*Problem statement:* Return the entries below word for word. No picture belongs in the copy.
[[ Given information, beginning ]]
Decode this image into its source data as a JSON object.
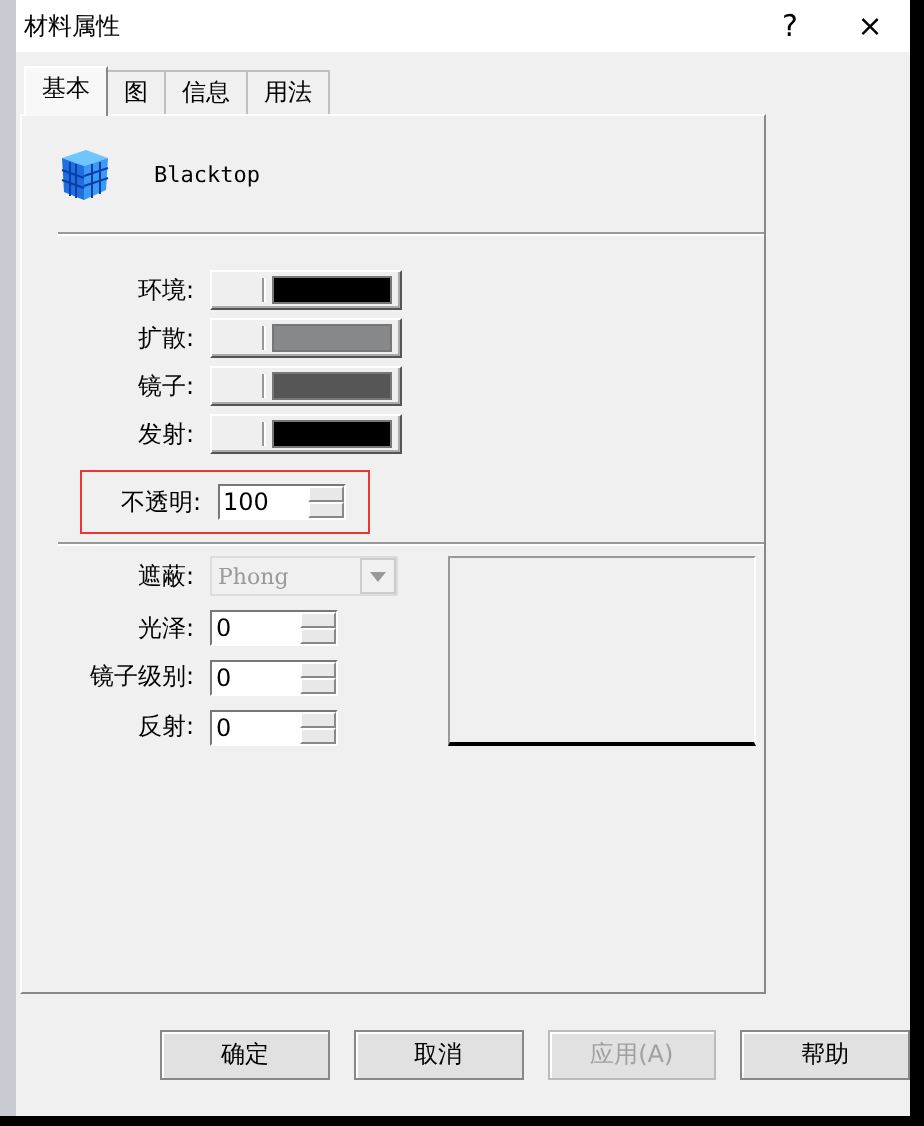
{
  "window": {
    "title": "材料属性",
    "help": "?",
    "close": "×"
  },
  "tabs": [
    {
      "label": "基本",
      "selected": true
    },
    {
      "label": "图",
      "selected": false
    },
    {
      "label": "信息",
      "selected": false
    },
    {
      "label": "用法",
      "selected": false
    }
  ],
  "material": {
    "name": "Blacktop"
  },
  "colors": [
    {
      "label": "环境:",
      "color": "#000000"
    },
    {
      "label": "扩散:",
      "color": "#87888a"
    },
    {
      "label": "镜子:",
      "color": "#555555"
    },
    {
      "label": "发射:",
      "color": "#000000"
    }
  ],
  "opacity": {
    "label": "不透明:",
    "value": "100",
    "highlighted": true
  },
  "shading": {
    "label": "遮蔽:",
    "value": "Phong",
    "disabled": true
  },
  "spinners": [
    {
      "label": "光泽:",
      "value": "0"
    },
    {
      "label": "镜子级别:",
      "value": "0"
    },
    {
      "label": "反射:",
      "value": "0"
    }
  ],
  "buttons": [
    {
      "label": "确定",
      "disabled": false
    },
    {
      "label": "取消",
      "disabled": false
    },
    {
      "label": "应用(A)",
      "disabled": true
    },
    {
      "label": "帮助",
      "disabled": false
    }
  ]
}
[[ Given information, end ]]
*Answer:*
Decode this image into its source data as a JSON object.
{
  "window": {
    "title": "材料属性",
    "help": "?",
    "close": "×"
  },
  "tabs": [
    {
      "label": "基本",
      "selected": true
    },
    {
      "label": "图",
      "selected": false
    },
    {
      "label": "信息",
      "selected": false
    },
    {
      "label": "用法",
      "selected": false
    }
  ],
  "material": {
    "name": "Blacktop"
  },
  "colors": [
    {
      "label": "环境:",
      "color": "#000000"
    },
    {
      "label": "扩散:",
      "color": "#87888a"
    },
    {
      "label": "镜子:",
      "color": "#555555"
    },
    {
      "label": "发射:",
      "color": "#000000"
    }
  ],
  "opacity": {
    "label": "不透明:",
    "value": "100",
    "highlighted": true
  },
  "shading": {
    "label": "遮蔽:",
    "value": "Phong",
    "disabled": true
  },
  "spinners": [
    {
      "label": "光泽:",
      "value": "0"
    },
    {
      "label": "镜子级别:",
      "value": "0"
    },
    {
      "label": "反射:",
      "value": "0"
    }
  ],
  "buttons": [
    {
      "label": "确定",
      "disabled": false
    },
    {
      "label": "取消",
      "disabled": false
    },
    {
      "label": "应用(A)",
      "disabled": true
    },
    {
      "label": "帮助",
      "disabled": false
    }
  ]
}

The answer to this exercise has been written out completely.